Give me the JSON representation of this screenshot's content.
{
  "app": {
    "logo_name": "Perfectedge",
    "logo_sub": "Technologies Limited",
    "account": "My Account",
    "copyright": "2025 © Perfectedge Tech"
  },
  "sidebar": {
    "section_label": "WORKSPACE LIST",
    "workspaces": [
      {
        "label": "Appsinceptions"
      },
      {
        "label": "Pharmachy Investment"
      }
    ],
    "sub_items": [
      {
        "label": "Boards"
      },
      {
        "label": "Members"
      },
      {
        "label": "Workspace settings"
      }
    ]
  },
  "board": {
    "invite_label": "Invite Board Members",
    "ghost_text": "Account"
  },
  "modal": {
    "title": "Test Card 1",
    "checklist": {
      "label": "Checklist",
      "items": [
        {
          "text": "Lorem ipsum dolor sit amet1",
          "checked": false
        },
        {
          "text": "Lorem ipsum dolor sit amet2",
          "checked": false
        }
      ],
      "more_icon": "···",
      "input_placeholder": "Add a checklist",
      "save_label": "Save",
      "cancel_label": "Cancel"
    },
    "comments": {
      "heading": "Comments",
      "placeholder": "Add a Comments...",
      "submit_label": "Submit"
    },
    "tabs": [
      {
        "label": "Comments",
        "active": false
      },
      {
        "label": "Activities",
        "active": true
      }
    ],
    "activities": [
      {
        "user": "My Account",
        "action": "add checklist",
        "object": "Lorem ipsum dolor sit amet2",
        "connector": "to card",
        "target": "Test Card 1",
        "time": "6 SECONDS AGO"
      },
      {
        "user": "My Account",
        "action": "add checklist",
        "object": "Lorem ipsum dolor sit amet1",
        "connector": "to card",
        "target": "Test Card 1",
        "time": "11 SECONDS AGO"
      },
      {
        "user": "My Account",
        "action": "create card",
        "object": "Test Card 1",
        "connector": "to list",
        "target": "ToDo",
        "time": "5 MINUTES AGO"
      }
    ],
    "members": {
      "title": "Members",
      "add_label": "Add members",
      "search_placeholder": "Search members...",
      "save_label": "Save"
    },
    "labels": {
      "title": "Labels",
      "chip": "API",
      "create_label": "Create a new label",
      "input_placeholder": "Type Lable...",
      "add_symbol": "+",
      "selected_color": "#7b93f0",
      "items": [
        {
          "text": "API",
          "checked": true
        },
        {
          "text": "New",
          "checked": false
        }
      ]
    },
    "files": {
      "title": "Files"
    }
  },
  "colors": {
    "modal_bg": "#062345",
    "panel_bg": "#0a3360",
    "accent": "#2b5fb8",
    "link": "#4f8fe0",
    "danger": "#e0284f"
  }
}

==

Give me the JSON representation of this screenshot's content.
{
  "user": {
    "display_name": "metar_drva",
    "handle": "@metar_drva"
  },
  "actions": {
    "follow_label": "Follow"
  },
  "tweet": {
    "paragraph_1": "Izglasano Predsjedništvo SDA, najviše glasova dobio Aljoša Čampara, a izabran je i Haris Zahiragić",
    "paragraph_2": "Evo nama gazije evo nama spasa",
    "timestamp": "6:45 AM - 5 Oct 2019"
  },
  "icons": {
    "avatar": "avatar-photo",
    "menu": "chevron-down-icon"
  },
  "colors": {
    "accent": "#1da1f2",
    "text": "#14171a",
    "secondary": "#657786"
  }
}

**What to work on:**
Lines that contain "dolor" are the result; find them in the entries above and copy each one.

**Your response:**
          "text": "Lorem ipsum dolor sit amet1",
          "text": "Lorem ipsum dolor sit amet2",
        "object": "Lorem ipsum dolor sit amet2",
        "object": "Lorem ipsum dolor sit amet1",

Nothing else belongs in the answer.